■ **WHAT IS BEING ASKED**
Look through the entries below and show every line containing the word "JSON".

(Data entries)
*** Block opens ***

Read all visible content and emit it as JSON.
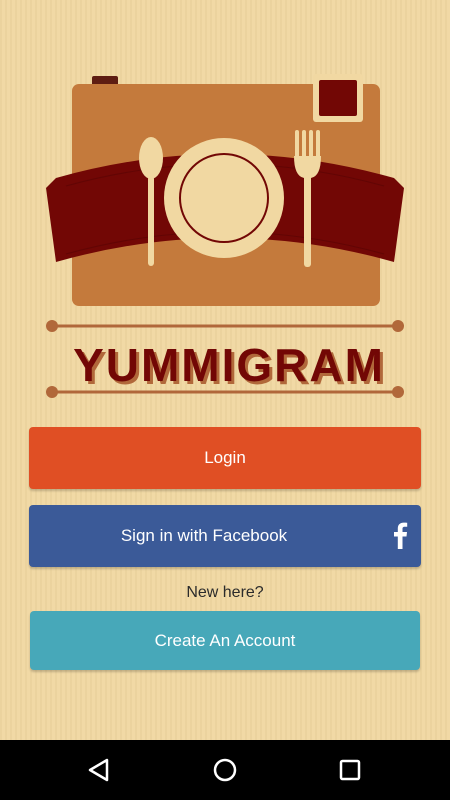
{
  "app": {
    "brand": "YUMMIGRAM"
  },
  "auth": {
    "login_label": "Login",
    "facebook_label": "Sign in with Facebook",
    "new_here": "New here?",
    "create_label": "Create An Account"
  },
  "icons": {
    "facebook": "facebook-f-icon",
    "back": "back-triangle-icon",
    "home": "home-circle-icon",
    "recents": "recents-square-icon"
  },
  "colors": {
    "background": "#f1d8a2",
    "login": "#e04f24",
    "facebook": "#3b5a98",
    "create": "#47a8b9",
    "camera": "#c47a3c",
    "ribbon": "#720705",
    "navbar": "#000000"
  }
}
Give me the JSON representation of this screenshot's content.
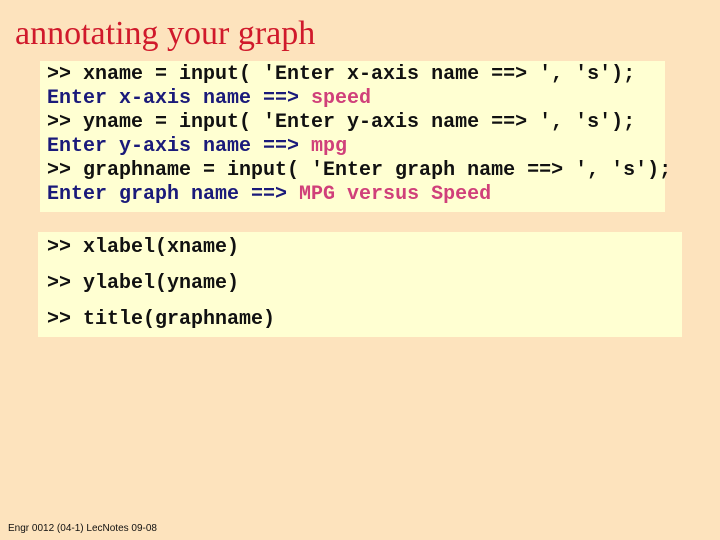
{
  "title": "annotating your graph",
  "block1": {
    "lines": [
      {
        "type": "prompt",
        "text": ">> xname = input( 'Enter x-axis name ==> ', 's');"
      },
      {
        "type": "output",
        "text": "Enter x-axis name ==> ",
        "response": "speed"
      },
      {
        "type": "prompt",
        "text": ">> yname = input( 'Enter y-axis name ==> ', 's');"
      },
      {
        "type": "output",
        "text": "Enter y-axis name ==> ",
        "response": "mpg"
      },
      {
        "type": "prompt",
        "text": ">> graphname = input( 'Enter graph name ==> ', 's');"
      },
      {
        "type": "output",
        "text": "Enter graph name ==> ",
        "response": "MPG versus Speed"
      }
    ]
  },
  "block2": {
    "lines": [
      ">> xlabel(xname)",
      ">> ylabel(yname)",
      ">> title(graphname)"
    ]
  },
  "footer": "Engr 0012 (04-1) LecNotes 09-08",
  "colors": {
    "background": "#fde3bd",
    "title": "#d0192b",
    "code_box": "#ffffd2",
    "output": "#1a1a7a",
    "response": "#d0407a"
  }
}
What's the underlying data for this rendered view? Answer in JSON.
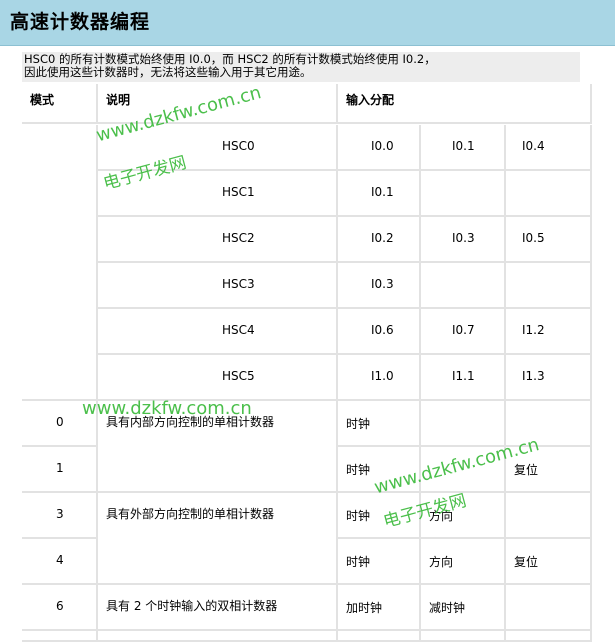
{
  "page_title": "高速计数器编程",
  "note_lines": [
    "HSC0 的所有计数模式始终使用 I0.0，而 HSC2 的所有计数模式始终使用 I0.2，",
    "因此使用这些计数器时，无法将这些输入用于其它用途。"
  ],
  "headers": {
    "mode": "模式",
    "desc": "说明",
    "inputs": "输入分配"
  },
  "counters": [
    {
      "name": "HSC0",
      "inputs": [
        "I0.0",
        "I0.1",
        "I0.4"
      ]
    },
    {
      "name": "HSC1",
      "inputs": [
        "I0.1",
        "",
        ""
      ]
    },
    {
      "name": "HSC2",
      "inputs": [
        "I0.2",
        "I0.3",
        "I0.5"
      ]
    },
    {
      "name": "HSC3",
      "inputs": [
        "I0.3",
        "",
        ""
      ]
    },
    {
      "name": "HSC4",
      "inputs": [
        "I0.6",
        "I0.7",
        "I1.2"
      ]
    },
    {
      "name": "HSC5",
      "inputs": [
        "I1.0",
        "I1.1",
        "I1.3"
      ]
    }
  ],
  "modes": [
    {
      "mode": "0",
      "desc": "具有内部方向控制的单相计数器",
      "inputs": [
        "时钟",
        "",
        ""
      ]
    },
    {
      "mode": "1",
      "desc": "",
      "inputs": [
        "时钟",
        "",
        "复位"
      ]
    },
    {
      "mode": "3",
      "desc": "具有外部方向控制的单相计数器",
      "inputs": [
        "时钟",
        "方向",
        ""
      ]
    },
    {
      "mode": "4",
      "desc": "",
      "inputs": [
        "时钟",
        "方向",
        "复位"
      ]
    },
    {
      "mode": "6",
      "desc": "具有 2 个时钟输入的双相计数器",
      "inputs": [
        "加时钟",
        "减时钟",
        ""
      ]
    }
  ],
  "watermarks": {
    "url": "www.dzkfw.com.cn",
    "cn": "电子开发网"
  }
}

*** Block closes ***

■ **EXERCISE RESPONSE**
Read all visible content and emit it as JSON.
Give me the JSON representation of this screenshot's content.
What's the underlying data for this rendered view? Answer in JSON.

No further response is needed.